* What is being asked *
Each line in the listing below that includes "desc" should be counted; give the total and nothing more.
[[ Record extracts open ]]
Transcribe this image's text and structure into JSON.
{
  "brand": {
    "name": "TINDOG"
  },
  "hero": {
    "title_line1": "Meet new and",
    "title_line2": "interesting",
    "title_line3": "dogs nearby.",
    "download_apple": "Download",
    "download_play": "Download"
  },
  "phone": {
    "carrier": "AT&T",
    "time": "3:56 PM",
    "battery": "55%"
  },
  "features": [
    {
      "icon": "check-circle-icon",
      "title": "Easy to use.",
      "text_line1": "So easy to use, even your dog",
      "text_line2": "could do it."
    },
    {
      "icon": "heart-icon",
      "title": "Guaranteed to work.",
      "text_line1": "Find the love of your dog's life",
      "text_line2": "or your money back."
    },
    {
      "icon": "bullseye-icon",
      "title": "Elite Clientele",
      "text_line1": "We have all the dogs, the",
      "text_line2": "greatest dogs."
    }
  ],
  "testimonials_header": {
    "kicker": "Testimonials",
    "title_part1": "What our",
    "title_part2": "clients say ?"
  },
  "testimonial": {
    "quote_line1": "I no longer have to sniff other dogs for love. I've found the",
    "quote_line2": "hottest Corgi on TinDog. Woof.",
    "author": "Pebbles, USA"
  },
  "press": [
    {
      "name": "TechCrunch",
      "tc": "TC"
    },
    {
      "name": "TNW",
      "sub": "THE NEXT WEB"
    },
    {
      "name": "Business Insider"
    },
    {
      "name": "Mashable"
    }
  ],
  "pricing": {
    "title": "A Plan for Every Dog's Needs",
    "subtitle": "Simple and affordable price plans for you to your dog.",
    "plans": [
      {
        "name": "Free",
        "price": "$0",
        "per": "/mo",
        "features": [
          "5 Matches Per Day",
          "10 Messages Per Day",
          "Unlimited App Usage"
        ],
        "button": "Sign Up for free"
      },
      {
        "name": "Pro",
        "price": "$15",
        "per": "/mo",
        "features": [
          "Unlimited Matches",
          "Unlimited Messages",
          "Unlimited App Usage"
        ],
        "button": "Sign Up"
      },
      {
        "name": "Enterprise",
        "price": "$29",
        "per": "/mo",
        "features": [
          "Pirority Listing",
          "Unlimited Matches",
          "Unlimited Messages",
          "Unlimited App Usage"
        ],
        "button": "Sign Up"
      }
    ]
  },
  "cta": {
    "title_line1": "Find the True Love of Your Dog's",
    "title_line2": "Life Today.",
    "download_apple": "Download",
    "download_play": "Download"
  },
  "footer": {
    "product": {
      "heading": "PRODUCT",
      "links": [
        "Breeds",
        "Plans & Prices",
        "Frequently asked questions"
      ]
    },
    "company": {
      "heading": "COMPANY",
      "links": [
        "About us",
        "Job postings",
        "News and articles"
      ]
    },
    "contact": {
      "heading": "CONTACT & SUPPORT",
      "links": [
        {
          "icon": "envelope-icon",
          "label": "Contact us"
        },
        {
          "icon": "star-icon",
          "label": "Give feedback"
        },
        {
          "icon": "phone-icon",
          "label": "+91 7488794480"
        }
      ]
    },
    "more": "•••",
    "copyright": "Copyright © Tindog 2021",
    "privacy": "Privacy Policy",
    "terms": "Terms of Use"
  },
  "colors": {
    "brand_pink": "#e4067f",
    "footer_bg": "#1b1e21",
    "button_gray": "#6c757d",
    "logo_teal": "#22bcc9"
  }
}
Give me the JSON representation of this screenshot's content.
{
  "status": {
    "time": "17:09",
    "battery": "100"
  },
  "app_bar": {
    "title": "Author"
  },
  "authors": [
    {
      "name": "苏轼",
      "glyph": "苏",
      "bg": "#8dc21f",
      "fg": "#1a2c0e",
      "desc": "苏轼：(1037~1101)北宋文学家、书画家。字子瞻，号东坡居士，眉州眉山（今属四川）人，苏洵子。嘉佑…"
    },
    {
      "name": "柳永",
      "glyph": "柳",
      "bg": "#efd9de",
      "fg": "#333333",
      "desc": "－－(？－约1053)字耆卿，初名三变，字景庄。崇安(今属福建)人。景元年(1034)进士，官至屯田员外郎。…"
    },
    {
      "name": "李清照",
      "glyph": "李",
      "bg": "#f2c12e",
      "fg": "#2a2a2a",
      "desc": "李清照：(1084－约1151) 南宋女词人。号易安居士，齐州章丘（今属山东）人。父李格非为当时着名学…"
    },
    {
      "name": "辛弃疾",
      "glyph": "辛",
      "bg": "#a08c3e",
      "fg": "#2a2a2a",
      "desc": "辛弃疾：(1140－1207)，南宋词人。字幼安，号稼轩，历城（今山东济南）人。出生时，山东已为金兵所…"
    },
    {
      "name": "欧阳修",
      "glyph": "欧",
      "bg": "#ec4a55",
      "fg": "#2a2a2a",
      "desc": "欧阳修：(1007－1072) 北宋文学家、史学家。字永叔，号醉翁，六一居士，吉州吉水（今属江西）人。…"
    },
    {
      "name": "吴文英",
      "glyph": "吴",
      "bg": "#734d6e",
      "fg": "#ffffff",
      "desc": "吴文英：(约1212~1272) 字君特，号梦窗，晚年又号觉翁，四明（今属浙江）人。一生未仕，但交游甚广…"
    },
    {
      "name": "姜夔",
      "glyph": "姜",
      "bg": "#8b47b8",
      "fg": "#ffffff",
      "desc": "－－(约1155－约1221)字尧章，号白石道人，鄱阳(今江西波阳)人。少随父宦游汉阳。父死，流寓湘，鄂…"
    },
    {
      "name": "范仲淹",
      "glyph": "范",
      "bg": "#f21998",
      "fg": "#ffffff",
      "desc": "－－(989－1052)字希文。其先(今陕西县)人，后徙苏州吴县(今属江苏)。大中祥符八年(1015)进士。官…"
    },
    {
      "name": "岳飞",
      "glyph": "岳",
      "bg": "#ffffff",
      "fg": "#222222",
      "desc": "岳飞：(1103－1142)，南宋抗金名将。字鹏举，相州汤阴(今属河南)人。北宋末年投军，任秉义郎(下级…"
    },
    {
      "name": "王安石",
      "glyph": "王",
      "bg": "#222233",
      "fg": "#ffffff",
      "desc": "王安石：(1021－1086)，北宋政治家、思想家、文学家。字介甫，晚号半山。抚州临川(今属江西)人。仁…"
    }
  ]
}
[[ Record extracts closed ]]
* Output for this exercise *
10